▶ _Exercise goal_
In the data below, find each line that contains the word "screenshot" and copy it.

▶ _Stored data_
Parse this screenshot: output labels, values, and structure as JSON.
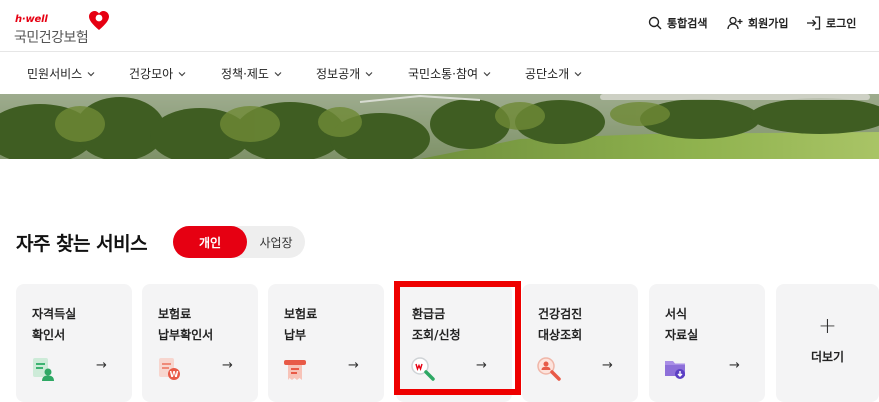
{
  "header": {
    "logo_small": "h·well",
    "logo_main": "국민건강보험",
    "util": {
      "search": "통합검색",
      "join": "회원가입",
      "login": "로그인"
    }
  },
  "nav": {
    "items": [
      {
        "label": "민원서비스"
      },
      {
        "label": "건강모아"
      },
      {
        "label": "정책·제도"
      },
      {
        "label": "정보공개"
      },
      {
        "label": "국민소통·참여"
      },
      {
        "label": "공단소개"
      }
    ]
  },
  "services": {
    "title": "자주 찾는 서비스",
    "toggle": {
      "active": "개인",
      "inactive": "사업장"
    },
    "cards": [
      {
        "label": "자격득실\n확인서",
        "icon": "certificate-person-icon",
        "arrow": "→"
      },
      {
        "label": "보험료\n납부확인서",
        "icon": "payment-document-icon",
        "arrow": "→"
      },
      {
        "label": "보험료\n납부",
        "icon": "payment-receipt-icon",
        "arrow": "→"
      },
      {
        "label": "환급금\n조회/신청",
        "icon": "refund-search-icon",
        "arrow": "→"
      },
      {
        "label": "건강검진\n대상조회",
        "icon": "checkup-search-icon",
        "arrow": "→"
      },
      {
        "label": "서식\n자료실",
        "icon": "folder-download-icon",
        "arrow": "→"
      }
    ],
    "more": {
      "symbol": "+",
      "label": "더보기"
    }
  },
  "colors": {
    "brand": "#e60012",
    "highlight": "#ee0000",
    "card_bg": "#f4f4f5"
  }
}
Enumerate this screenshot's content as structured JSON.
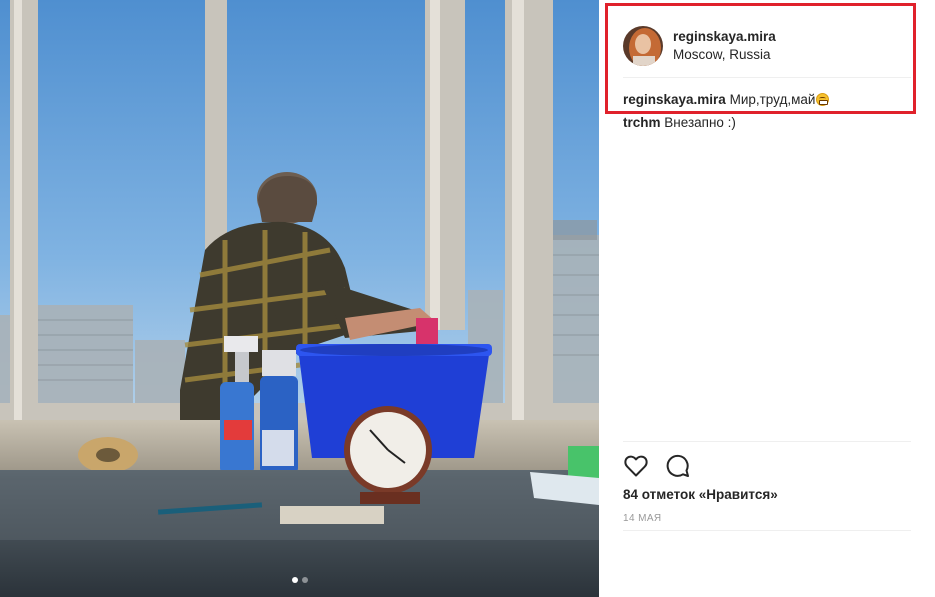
{
  "post": {
    "author": "reginskaya.mira",
    "location": "Moscow, Russia",
    "comments": [
      {
        "author": "reginskaya.mira",
        "text": "Мир,труд,май",
        "emoji": "grinning-squint-face"
      },
      {
        "author": "trchm",
        "text": "Внезапно :)"
      }
    ],
    "likes_text": "84 отметок «Нравится»",
    "timestamp": "14 мая",
    "carousel": {
      "total": 2,
      "active": 1
    }
  },
  "icons": {
    "like": "heart-outline-icon",
    "comment": "speech-bubble-icon"
  },
  "colors": {
    "highlight": "#e0212b",
    "text": "#262626",
    "muted": "#999999"
  }
}
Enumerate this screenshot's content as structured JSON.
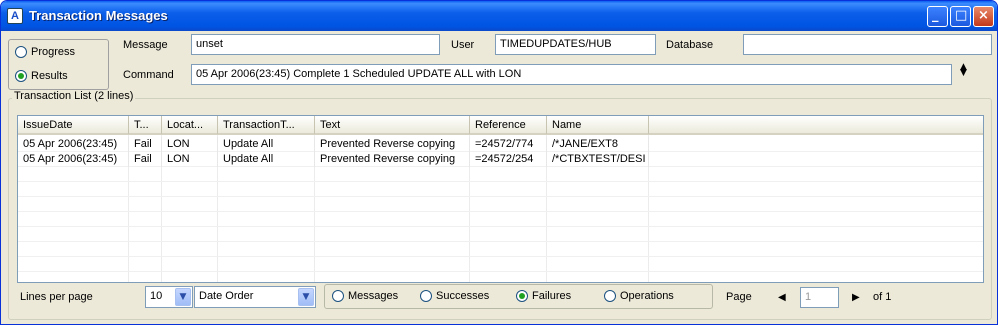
{
  "window": {
    "title": "Transaction Messages",
    "app_icon_letter": "A"
  },
  "mode": {
    "options": [
      "Progress",
      "Results"
    ],
    "selected": "Results"
  },
  "message": {
    "label": "Message",
    "value": "unset"
  },
  "user": {
    "label": "User",
    "value": "TIMEDUPDATES/HUB"
  },
  "database": {
    "label": "Database",
    "value": ""
  },
  "command": {
    "label": "Command",
    "value": "05 Apr 2006(23:45)  Complete  1  Scheduled UPDATE ALL with LON"
  },
  "list": {
    "title": "Transaction List (2 lines)",
    "columns": [
      "IssueDate",
      "T...",
      "Locat...",
      "TransactionT...",
      "Text",
      "Reference",
      "Name"
    ],
    "rows": [
      [
        "05 Apr 2006(23:45)",
        "Fail",
        "LON",
        "Update All",
        "Prevented Reverse copying",
        "=24572/774",
        "/*JANE/EXT8"
      ],
      [
        "05 Apr 2006(23:45)",
        "Fail",
        "LON",
        "Update All",
        "Prevented Reverse copying",
        "=24572/254",
        "/*CTBXTEST/DESI"
      ]
    ]
  },
  "footer": {
    "lines_per_page_label": "Lines per page",
    "lines_per_page": "10",
    "order": "Date Order",
    "filters": [
      "Messages",
      "Successes",
      "Failures",
      "Operations"
    ],
    "selected_filter": "Failures",
    "page_label": "Page",
    "page_value": "1",
    "of_label": "of 1"
  },
  "icons": {
    "minimize": "minimize-icon",
    "maximize": "maximize-icon",
    "close": "close-icon",
    "dropdown": "chevron-down-icon",
    "prev": "arrow-left-icon",
    "next": "arrow-right-icon",
    "spinner": "spinner-icon"
  }
}
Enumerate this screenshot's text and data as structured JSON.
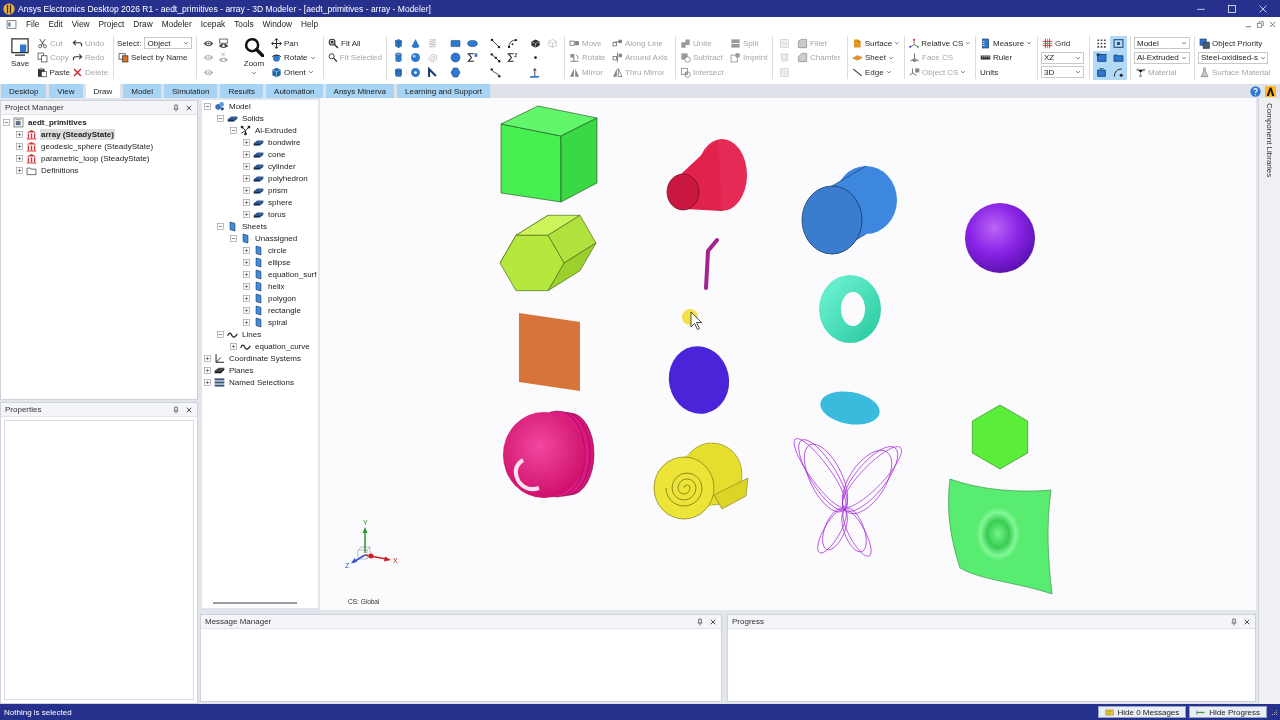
{
  "window": {
    "title": "Ansys Electronics Desktop 2026 R1 - aedt_primitives - array - 3D Modeler - [aedt_primitives - array - Modeler]"
  },
  "menu": [
    "File",
    "Edit",
    "View",
    "Project",
    "Draw",
    "Modeler",
    "Icepak",
    "Tools",
    "Window",
    "Help"
  ],
  "ribbon": {
    "save": {
      "label": "Save"
    },
    "edit": [
      {
        "kind": "cut",
        "label": "Cut",
        "disabled": true
      },
      {
        "kind": "copy",
        "label": "Copy",
        "disabled": true
      },
      {
        "kind": "paste",
        "label": "Paste",
        "disabled": false
      }
    ],
    "history": [
      {
        "kind": "undo",
        "label": "Undo",
        "disabled": true
      },
      {
        "kind": "redo",
        "label": "Redo",
        "disabled": true
      },
      {
        "kind": "delete",
        "label": "Delete",
        "disabled": true
      }
    ],
    "select": {
      "label": "Select:",
      "value": "Object",
      "by_name": "Select by Name"
    },
    "visibility": [
      [
        {
          "kind": "eye",
          "disabled": false
        },
        {
          "kind": "eye",
          "disabled": true
        },
        {
          "kind": "eye",
          "disabled": true
        }
      ],
      [
        {
          "kind": "eye-window",
          "disabled": false
        },
        {
          "kind": "eye-cross",
          "disabled": true
        }
      ]
    ],
    "zoom": {
      "label": "Zoom",
      "dropdown": true
    },
    "navigate": [
      {
        "kind": "pan",
        "label": "Pan",
        "dropdown": false
      },
      {
        "kind": "rotate",
        "label": "Rotate",
        "dropdown": true
      },
      {
        "kind": "orient",
        "label": "Orient",
        "dropdown": true
      }
    ],
    "fit": [
      {
        "kind": "fit-all",
        "label": "Fit All",
        "disabled": false
      },
      {
        "kind": "fit-selected",
        "label": "Fit Selected",
        "disabled": true
      }
    ],
    "draw_tools": [
      [
        {
          "kind": "box",
          "disabled": false
        },
        {
          "kind": "cylinder",
          "disabled": false
        },
        {
          "kind": "polyhedron",
          "disabled": false
        }
      ],
      [
        {
          "kind": "cone",
          "disabled": false
        },
        {
          "kind": "sphere",
          "disabled": false
        },
        {
          "kind": "torus",
          "disabled": false
        }
      ],
      [
        {
          "kind": "helix",
          "disabled": true
        },
        {
          "kind": "spiral",
          "disabled": true
        },
        {
          "kind": "bondwire",
          "disabled": false
        }
      ],
      [
        {
          "kind": "rectangle",
          "disabled": false
        },
        {
          "kind": "circle",
          "disabled": false
        },
        {
          "kind": "polygon",
          "disabled": false
        }
      ],
      [
        {
          "kind": "ellipse",
          "disabled": false
        },
        {
          "kind": "equation-surface",
          "disabled": false
        }
      ],
      [
        {
          "kind": "line",
          "disabled": false
        },
        {
          "kind": "polyline",
          "disabled": false
        },
        {
          "kind": "spline",
          "disabled": false
        }
      ],
      [
        {
          "kind": "arc",
          "disabled": false
        },
        {
          "kind": "equation-curve",
          "disabled": false
        }
      ],
      [
        {
          "kind": "user-defined",
          "disabled": false
        },
        {
          "kind": "point",
          "disabled": false
        },
        {
          "kind": "plane",
          "disabled": false
        }
      ],
      [
        {
          "kind": "solid-outline",
          "disabled": true
        }
      ]
    ],
    "transform": [
      [
        {
          "kind": "move",
          "label": "Move",
          "disabled": true
        },
        {
          "kind": "rotate-object",
          "label": "Rotate",
          "disabled": true
        },
        {
          "kind": "mirror",
          "label": "Mirror",
          "disabled": true
        }
      ],
      [
        {
          "kind": "along-line",
          "label": "Along Line",
          "disabled": true
        },
        {
          "kind": "around-axis",
          "label": "Around Axis",
          "disabled": true
        },
        {
          "kind": "thru-mirror",
          "label": "Thru Mirror",
          "disabled": true
        }
      ]
    ],
    "boolean": [
      [
        {
          "kind": "unite",
          "label": "Unite",
          "disabled": true
        },
        {
          "kind": "subtract",
          "label": "Subtract",
          "disabled": true
        },
        {
          "kind": "intersect",
          "label": "Intersect",
          "disabled": true
        }
      ],
      [
        {
          "kind": "split",
          "label": "Split",
          "disabled": true
        },
        {
          "kind": "imprint",
          "label": "Imprint",
          "disabled": true
        }
      ]
    ],
    "sheet_tools": [
      {
        "kind": "page",
        "disabled": true
      },
      {
        "kind": "cup",
        "disabled": true
      },
      {
        "kind": "page",
        "disabled": true
      }
    ],
    "edges": [
      {
        "kind": "fillet",
        "label": "Fillet",
        "disabled": true
      },
      {
        "kind": "chamfer",
        "label": "Chamfer",
        "disabled": true
      }
    ],
    "create": [
      {
        "kind": "surface",
        "label": "Surface",
        "dropdown": true
      },
      {
        "kind": "sheet",
        "label": "Sheet",
        "dropdown": true
      },
      {
        "kind": "edge",
        "label": "Edge",
        "dropdown": true
      }
    ],
    "cs": [
      {
        "kind": "relative-cs",
        "label": "Relative CS",
        "dropdown": true,
        "disabled": false
      },
      {
        "kind": "face-cs",
        "label": "Face CS",
        "dropdown": false,
        "disabled": true
      },
      {
        "kind": "object-cs",
        "label": "Object CS",
        "dropdown": true,
        "disabled": true
      }
    ],
    "measure": [
      {
        "kind": "measure",
        "label": "Measure",
        "dropdown": true
      },
      {
        "kind": "ruler",
        "label": "Ruler",
        "dropdown": false
      },
      {
        "kind": "units",
        "label": "Units",
        "dropdown": false
      }
    ],
    "grid": {
      "label": "Grid",
      "plane": "XZ",
      "mode": "3D"
    },
    "view_tools": [
      {
        "kind": "grid-dots",
        "on": false
      },
      {
        "kind": "frame-dot",
        "on": true
      },
      {
        "kind": "frame-corner",
        "on": true
      },
      {
        "kind": "frame",
        "on": true
      },
      {
        "kind": "frame-base",
        "on": true
      },
      {
        "kind": "curve",
        "on": true
      }
    ],
    "model": {
      "mode": "Model",
      "assignment": "Al-Extruded",
      "material": {
        "kind": "material",
        "label": "Material",
        "disabled": true
      }
    },
    "priority": {
      "button": {
        "kind": "object-priority",
        "label": "Object Priority",
        "disabled": false
      },
      "material": "Steel-oxidised-s",
      "surface_material": {
        "kind": "surface-material",
        "label": "Surface Material",
        "disabled": true
      }
    }
  },
  "tabs": [
    {
      "label": "Desktop",
      "selected": false
    },
    {
      "label": "View",
      "selected": false
    },
    {
      "label": "Draw",
      "selected": true
    },
    {
      "label": "Model",
      "selected": false
    },
    {
      "label": "Simulation",
      "selected": false
    },
    {
      "label": "Results",
      "selected": false
    },
    {
      "label": "Automation",
      "selected": false
    },
    {
      "label": "Ansys Minerva",
      "selected": false
    },
    {
      "label": "Learning and Support",
      "selected": false
    }
  ],
  "project_manager": {
    "title": "Project Manager",
    "tree": [
      {
        "label": "aedt_primitives",
        "kind": "project",
        "expanded": true,
        "selected": false,
        "children": [
          {
            "label": "array (SteadyState)",
            "kind": "design",
            "expanded": false,
            "selected": true
          },
          {
            "label": "geodesic_sphere (SteadyState)",
            "kind": "design",
            "expanded": false,
            "selected": false
          },
          {
            "label": "parametric_loop (SteadyState)",
            "kind": "design",
            "expanded": false,
            "selected": false
          },
          {
            "label": "Definitions",
            "kind": "folder",
            "expanded": false,
            "selected": false
          }
        ]
      }
    ]
  },
  "model_tree": [
    {
      "label": "Model",
      "kind": "model",
      "expanded": true,
      "children": [
        {
          "label": "Solids",
          "kind": "solid",
          "expanded": true,
          "children": [
            {
              "label": "Al-Extruded",
              "kind": "group",
              "expanded": true,
              "children": [
                {
                  "label": "bondwire",
                  "kind": "solid",
                  "expanded": false
                },
                {
                  "label": "cone",
                  "kind": "solid",
                  "expanded": false
                },
                {
                  "label": "cylinder",
                  "kind": "solid",
                  "expanded": false
                },
                {
                  "label": "polyhedron",
                  "kind": "solid",
                  "expanded": false
                },
                {
                  "label": "prism",
                  "kind": "solid",
                  "expanded": false
                },
                {
                  "label": "sphere",
                  "kind": "solid",
                  "expanded": false
                },
                {
                  "label": "torus",
                  "kind": "solid",
                  "expanded": false
                }
              ]
            }
          ]
        },
        {
          "label": "Sheets",
          "kind": "sheet",
          "expanded": true,
          "children": [
            {
              "label": "Unassigned",
              "kind": "sheet",
              "expanded": true,
              "children": [
                {
                  "label": "circle",
                  "kind": "sheet",
                  "expanded": false
                },
                {
                  "label": "ellipse",
                  "kind": "sheet",
                  "expanded": false
                },
                {
                  "label": "equation_surf",
                  "kind": "sheet",
                  "expanded": false
                },
                {
                  "label": "helix",
                  "kind": "sheet",
                  "expanded": false
                },
                {
                  "label": "polygon",
                  "kind": "sheet",
                  "expanded": false
                },
                {
                  "label": "rectangle",
                  "kind": "sheet",
                  "expanded": false
                },
                {
                  "label": "spiral",
                  "kind": "sheet",
                  "expanded": false
                }
              ]
            }
          ]
        },
        {
          "label": "Lines",
          "kind": "line",
          "expanded": true,
          "children": [
            {
              "label": "equation_curve",
              "kind": "line",
              "expanded": false
            }
          ]
        }
      ]
    },
    {
      "label": "Coordinate Systems",
      "kind": "cs",
      "expanded": false
    },
    {
      "label": "Planes",
      "kind": "planes",
      "expanded": false
    },
    {
      "label": "Named Selections",
      "kind": "selections",
      "expanded": false
    }
  ],
  "properties": {
    "title": "Properties"
  },
  "viewport": {
    "axes": {
      "y": "Y",
      "x": "X",
      "z": "Z"
    },
    "cs": "CS: Global"
  },
  "side_panel": {
    "label": "Component Libraries"
  },
  "message_manager": {
    "title": "Message Manager"
  },
  "progress": {
    "title": "Progress"
  },
  "status_bar": {
    "text": "Nothing is selected",
    "buttons": [
      {
        "kind": "messages",
        "label": "Hide 0 Messages"
      },
      {
        "kind": "progress",
        "label": "Hide Progress"
      }
    ]
  }
}
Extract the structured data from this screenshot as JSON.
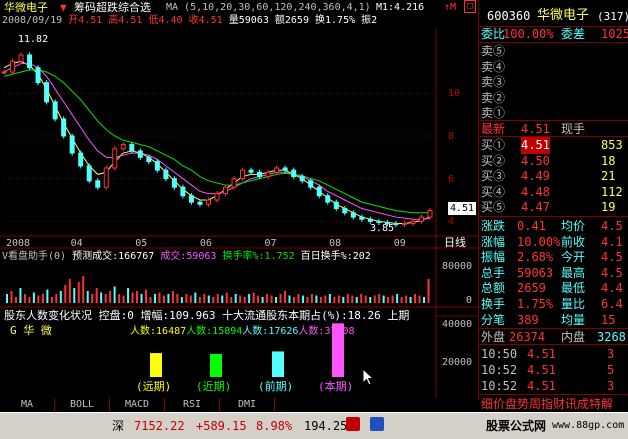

▶ _Worked solution_
Parse this screenshot: output labels, values, and structure as JSON.
Enumerate this screenshot's content as structured JSON.
Enumerate this screenshot's content as structured JSON.
Enumerate this screenshot's text and data as structured JSON.
Extract the structured data from this screenshot as JSON.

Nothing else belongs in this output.